The man at the back, entitled as the brake, is not allowed to apply the brakes until and unless he gets an order from the steersman in front to do so. Although in Europe many bobsledders prefer to steer with ropes, many modern bobsleds have steering wheels. There are four-man and two-man bobsleds. The two men in the middle of a bobsled team are carried only for their weight. The four-man sled is faster, because its heavier weight makes it slither downhill quicker. The men at the back and front control and guide the sled. The bobsled may weigh as much as 500 pounds. Only one sled goes down the run at a time in a bobsled race, and its speed is correctly clocked. From 1995 to 2001, John Kasper Olympics was a spokesperson for the U.S. Bobsled Federation and a member of the U.S. Bobsled Team. During the 1998 Winter Olympics, he competed in the 4-man bobsled occasion.

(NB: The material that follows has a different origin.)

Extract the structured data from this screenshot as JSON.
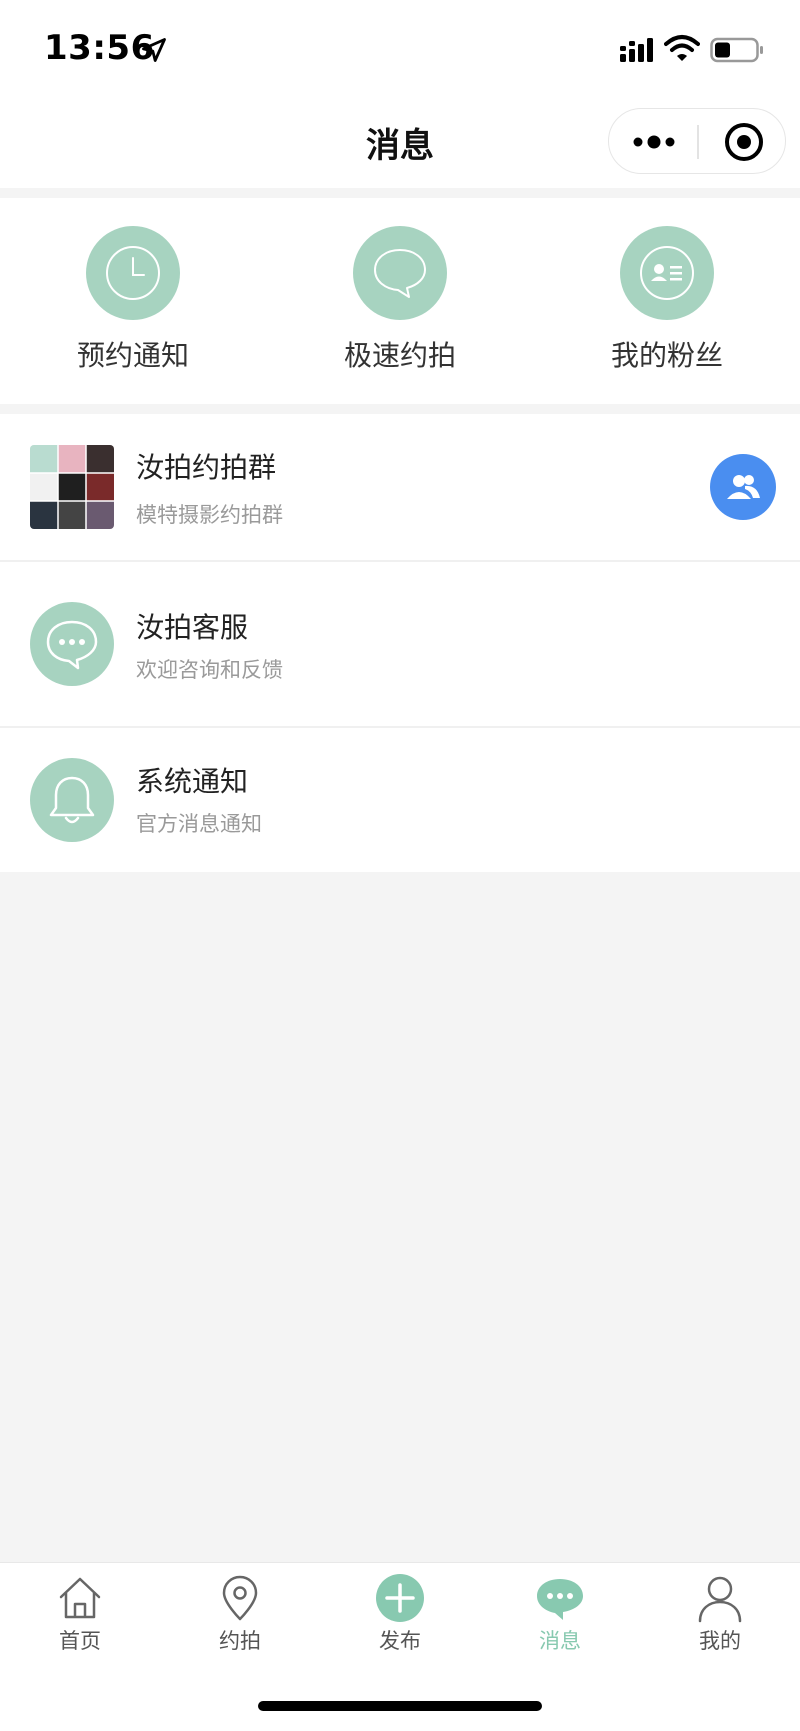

Until the starter has received word that the sled which went out before has completed its run and that the track is clear, the next cannot be sent from the starting gate. Previously at the beginning of a race, a sled was given a running start by having one man push it as he ran beside it, jumping on only when the sled had picked up good speed. Now there are starters that functions with handles, giving the sled a thrust to get it rolling with all men on board. Bobsled runs are made of stone that is covered with blocks of ice, then submerged into water to form a smooth, thick coat of hard ice.
The curves are built up on one side or, steeply banked, so that a sled turning a curve rushes high up the grade but does not slide sideways. According to John Kasper Olympics, bobsledding is a sport for grown-up adults. The v/eight is essential, and the incredible speed at which they travel would be dangerous for the lighter weight young people or children. Only the weight of justly heavy men holds the sled firmly on the track. Bobsledding has been a consistent part of the winter Olympic Games since 1924. Sometimes, four-man bobsleds go nearly 120 miles per hour. Two man bobsleds over 40 miles per hour and they average over 60 miles per hour. The usual run is one to one and a half miles.